-- DESCRIPTION OF THE TASK --
Below are the records; copy each line in which "true" occurs.

[Items from an interface collection]
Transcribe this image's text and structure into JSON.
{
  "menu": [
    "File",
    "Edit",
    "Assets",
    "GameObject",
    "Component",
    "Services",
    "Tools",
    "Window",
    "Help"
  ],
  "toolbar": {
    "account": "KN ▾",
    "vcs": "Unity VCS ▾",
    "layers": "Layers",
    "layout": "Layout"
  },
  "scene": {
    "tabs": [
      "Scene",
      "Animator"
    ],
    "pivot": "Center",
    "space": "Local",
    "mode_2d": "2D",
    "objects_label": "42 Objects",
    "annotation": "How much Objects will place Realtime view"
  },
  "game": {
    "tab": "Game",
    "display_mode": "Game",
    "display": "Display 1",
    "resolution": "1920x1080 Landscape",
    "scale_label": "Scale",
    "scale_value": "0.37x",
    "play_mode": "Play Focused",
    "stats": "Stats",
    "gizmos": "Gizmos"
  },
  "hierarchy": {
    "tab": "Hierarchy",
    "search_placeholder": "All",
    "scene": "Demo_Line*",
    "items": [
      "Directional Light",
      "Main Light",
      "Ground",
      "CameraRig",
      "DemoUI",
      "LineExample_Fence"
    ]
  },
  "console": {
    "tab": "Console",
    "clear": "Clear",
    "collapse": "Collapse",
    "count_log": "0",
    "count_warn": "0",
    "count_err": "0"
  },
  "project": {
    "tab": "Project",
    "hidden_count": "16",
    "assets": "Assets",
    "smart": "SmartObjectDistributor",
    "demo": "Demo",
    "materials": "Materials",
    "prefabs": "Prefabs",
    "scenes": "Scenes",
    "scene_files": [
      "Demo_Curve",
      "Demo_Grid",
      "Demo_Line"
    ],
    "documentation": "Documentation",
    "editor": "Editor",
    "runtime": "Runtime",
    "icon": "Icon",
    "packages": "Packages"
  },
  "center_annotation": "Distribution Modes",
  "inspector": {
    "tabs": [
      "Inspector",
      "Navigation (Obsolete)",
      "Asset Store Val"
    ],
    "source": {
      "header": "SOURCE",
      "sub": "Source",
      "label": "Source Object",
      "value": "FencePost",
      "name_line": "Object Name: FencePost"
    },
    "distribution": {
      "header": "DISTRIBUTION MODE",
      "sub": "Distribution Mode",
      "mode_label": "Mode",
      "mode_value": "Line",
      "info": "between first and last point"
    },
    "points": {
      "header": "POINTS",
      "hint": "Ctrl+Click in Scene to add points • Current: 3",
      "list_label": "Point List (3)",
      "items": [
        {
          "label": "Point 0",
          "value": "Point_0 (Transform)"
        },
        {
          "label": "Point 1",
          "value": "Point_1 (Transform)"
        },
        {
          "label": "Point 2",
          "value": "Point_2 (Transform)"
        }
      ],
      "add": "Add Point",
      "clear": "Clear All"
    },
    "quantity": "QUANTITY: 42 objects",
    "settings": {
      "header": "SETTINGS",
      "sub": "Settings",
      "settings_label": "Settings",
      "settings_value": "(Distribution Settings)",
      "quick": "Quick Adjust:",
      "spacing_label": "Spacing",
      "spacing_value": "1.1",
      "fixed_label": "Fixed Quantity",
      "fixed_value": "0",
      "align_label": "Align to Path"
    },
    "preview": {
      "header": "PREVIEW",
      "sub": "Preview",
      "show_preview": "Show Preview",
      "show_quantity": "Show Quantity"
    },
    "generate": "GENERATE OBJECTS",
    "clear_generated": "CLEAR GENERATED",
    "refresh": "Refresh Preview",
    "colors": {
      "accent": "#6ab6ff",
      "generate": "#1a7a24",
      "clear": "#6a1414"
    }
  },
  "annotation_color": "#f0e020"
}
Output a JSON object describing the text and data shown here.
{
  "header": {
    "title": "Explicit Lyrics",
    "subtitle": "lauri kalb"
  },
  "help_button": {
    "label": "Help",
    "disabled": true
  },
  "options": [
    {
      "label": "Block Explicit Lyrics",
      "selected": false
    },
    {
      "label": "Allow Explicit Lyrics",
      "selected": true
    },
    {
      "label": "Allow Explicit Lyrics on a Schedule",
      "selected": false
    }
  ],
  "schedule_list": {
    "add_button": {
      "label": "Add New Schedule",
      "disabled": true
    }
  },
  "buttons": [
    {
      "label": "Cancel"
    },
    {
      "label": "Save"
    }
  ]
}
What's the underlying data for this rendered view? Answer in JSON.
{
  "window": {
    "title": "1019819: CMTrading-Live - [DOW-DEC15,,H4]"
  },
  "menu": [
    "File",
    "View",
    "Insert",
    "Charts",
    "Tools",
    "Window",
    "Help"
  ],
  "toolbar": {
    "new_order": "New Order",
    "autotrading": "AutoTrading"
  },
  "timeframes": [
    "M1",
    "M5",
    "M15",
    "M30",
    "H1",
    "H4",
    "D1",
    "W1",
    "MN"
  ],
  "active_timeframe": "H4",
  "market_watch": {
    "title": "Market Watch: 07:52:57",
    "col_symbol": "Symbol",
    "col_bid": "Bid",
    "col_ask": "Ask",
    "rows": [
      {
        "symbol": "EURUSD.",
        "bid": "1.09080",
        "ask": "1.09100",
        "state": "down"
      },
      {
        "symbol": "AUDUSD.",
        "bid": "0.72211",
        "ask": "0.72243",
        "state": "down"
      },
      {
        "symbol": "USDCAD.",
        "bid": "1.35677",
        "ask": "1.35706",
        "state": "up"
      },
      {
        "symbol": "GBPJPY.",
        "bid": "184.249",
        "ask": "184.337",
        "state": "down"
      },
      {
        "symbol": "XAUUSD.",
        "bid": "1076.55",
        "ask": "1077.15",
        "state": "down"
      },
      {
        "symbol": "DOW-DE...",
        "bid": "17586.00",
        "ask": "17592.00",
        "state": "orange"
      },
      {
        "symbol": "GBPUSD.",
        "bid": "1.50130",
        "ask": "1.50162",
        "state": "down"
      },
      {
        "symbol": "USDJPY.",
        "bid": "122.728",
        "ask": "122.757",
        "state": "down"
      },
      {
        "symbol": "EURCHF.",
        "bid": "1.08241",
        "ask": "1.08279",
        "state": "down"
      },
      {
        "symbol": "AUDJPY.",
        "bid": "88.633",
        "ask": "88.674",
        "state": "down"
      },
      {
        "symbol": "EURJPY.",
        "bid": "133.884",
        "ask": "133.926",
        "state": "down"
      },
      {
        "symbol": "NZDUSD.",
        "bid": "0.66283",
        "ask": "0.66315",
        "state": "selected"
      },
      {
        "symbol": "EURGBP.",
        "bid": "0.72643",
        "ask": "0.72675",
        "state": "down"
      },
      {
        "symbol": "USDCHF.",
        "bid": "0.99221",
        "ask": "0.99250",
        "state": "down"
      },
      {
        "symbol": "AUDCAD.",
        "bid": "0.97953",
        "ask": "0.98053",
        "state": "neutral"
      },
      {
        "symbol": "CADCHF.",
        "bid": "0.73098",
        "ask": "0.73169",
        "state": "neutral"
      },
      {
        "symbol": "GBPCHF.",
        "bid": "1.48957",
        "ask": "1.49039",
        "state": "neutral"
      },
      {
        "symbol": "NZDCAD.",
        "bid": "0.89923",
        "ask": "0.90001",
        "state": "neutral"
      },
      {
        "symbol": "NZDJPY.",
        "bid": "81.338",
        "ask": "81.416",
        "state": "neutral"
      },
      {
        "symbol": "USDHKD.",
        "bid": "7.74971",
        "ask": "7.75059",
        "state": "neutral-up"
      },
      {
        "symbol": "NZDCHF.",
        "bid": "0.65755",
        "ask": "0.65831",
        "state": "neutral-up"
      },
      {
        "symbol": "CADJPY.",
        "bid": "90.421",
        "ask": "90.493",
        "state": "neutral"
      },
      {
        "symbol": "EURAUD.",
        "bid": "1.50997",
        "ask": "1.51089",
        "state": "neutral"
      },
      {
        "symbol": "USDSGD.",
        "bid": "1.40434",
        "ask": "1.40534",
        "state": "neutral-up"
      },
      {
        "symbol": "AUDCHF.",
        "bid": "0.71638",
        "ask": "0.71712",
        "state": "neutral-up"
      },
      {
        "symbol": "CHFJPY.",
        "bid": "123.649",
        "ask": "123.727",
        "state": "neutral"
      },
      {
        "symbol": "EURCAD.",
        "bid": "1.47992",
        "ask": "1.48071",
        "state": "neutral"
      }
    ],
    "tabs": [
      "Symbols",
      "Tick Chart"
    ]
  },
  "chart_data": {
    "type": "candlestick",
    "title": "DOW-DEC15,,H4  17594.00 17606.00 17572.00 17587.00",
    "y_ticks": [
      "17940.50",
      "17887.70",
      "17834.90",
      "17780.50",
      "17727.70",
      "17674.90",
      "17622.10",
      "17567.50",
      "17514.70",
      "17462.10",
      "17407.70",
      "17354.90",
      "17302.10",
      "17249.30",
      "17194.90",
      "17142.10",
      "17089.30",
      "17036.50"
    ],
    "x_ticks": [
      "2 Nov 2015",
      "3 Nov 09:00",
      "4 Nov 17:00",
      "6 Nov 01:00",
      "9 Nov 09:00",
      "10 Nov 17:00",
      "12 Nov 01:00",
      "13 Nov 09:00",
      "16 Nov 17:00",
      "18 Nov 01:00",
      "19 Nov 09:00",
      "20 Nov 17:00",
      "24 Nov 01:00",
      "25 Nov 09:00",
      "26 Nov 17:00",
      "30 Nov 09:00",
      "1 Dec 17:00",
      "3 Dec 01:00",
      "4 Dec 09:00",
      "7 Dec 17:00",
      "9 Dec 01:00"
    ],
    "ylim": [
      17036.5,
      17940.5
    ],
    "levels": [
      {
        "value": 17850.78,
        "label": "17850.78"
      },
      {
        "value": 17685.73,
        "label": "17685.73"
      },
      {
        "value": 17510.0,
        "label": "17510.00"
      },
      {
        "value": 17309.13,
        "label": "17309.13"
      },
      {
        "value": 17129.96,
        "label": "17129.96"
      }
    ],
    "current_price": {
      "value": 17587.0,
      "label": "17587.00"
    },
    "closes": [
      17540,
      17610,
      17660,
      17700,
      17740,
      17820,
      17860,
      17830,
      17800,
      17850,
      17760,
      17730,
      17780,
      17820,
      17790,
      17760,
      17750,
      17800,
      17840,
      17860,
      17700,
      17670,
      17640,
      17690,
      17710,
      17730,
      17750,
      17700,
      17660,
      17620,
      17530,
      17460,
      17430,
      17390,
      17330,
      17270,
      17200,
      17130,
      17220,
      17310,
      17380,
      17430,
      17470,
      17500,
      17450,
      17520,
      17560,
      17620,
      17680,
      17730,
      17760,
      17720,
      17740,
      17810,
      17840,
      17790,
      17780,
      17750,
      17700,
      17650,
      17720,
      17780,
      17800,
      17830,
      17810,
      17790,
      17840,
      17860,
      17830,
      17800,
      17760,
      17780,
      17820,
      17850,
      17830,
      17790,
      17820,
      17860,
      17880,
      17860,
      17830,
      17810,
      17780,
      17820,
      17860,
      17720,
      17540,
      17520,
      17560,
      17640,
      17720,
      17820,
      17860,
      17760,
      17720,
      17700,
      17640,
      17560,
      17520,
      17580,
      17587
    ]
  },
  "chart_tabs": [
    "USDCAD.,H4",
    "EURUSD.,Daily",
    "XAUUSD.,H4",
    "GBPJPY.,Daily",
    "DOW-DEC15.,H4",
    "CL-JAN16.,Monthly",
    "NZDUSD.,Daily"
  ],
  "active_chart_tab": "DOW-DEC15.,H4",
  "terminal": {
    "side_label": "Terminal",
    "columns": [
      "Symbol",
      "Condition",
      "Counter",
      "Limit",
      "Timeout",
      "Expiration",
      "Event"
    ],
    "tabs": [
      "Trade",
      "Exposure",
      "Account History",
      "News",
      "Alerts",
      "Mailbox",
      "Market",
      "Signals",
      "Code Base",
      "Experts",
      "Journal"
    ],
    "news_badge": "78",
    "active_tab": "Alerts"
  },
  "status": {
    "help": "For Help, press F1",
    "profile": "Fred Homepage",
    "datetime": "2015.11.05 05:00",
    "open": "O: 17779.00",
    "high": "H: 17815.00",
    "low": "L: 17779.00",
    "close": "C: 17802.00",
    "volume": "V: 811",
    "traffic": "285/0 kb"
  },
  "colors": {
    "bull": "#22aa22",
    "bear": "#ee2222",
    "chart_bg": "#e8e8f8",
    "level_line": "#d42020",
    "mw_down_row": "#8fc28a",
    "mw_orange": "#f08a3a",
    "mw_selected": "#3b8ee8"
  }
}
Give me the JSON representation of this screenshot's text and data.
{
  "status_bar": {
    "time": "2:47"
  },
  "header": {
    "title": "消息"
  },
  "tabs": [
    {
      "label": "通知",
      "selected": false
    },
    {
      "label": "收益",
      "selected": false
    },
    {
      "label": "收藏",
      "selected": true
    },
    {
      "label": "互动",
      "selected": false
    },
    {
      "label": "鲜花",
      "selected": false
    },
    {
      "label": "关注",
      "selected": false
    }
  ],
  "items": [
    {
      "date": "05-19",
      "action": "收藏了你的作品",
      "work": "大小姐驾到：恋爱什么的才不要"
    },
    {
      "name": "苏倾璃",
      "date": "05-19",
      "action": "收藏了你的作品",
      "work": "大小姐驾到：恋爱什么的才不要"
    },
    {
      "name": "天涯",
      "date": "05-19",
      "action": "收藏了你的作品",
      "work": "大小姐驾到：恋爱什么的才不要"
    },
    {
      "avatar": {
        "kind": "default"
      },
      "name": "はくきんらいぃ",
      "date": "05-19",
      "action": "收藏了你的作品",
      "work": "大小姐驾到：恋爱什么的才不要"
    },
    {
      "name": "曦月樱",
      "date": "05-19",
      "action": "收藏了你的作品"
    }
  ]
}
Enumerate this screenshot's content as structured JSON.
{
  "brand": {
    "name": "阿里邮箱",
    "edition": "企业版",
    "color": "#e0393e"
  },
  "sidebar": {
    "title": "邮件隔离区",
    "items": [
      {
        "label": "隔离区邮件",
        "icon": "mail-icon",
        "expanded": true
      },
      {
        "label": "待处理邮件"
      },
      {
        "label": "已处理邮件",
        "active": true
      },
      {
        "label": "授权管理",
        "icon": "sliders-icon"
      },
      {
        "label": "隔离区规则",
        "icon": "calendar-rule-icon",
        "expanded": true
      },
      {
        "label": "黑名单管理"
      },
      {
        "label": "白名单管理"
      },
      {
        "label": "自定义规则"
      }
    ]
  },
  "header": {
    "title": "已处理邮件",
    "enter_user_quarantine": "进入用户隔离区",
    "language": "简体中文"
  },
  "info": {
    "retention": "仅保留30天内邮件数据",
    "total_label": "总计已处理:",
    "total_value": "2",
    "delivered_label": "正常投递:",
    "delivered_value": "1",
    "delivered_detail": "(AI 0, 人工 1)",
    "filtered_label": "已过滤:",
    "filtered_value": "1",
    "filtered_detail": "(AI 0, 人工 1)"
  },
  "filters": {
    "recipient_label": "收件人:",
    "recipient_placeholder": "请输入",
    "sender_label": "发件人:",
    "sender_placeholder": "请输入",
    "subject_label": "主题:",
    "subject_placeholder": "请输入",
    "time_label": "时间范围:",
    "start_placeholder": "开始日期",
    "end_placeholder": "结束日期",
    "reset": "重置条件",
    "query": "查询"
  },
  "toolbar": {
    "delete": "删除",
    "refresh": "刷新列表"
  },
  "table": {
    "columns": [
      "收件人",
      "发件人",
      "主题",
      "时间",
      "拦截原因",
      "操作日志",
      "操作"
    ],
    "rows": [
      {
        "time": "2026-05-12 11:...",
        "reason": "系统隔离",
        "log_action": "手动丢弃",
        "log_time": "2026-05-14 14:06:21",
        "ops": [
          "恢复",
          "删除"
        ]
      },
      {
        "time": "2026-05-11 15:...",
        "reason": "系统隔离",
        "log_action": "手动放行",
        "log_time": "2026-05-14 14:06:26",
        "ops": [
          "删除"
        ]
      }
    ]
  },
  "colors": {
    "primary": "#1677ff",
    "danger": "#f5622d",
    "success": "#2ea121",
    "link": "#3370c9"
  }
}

-- ANSWER SPACE --
    "disabled": true
      "selected": true
      "disabled": true
      "selected": true
        "expanded": true
        "active": true
        "expanded": true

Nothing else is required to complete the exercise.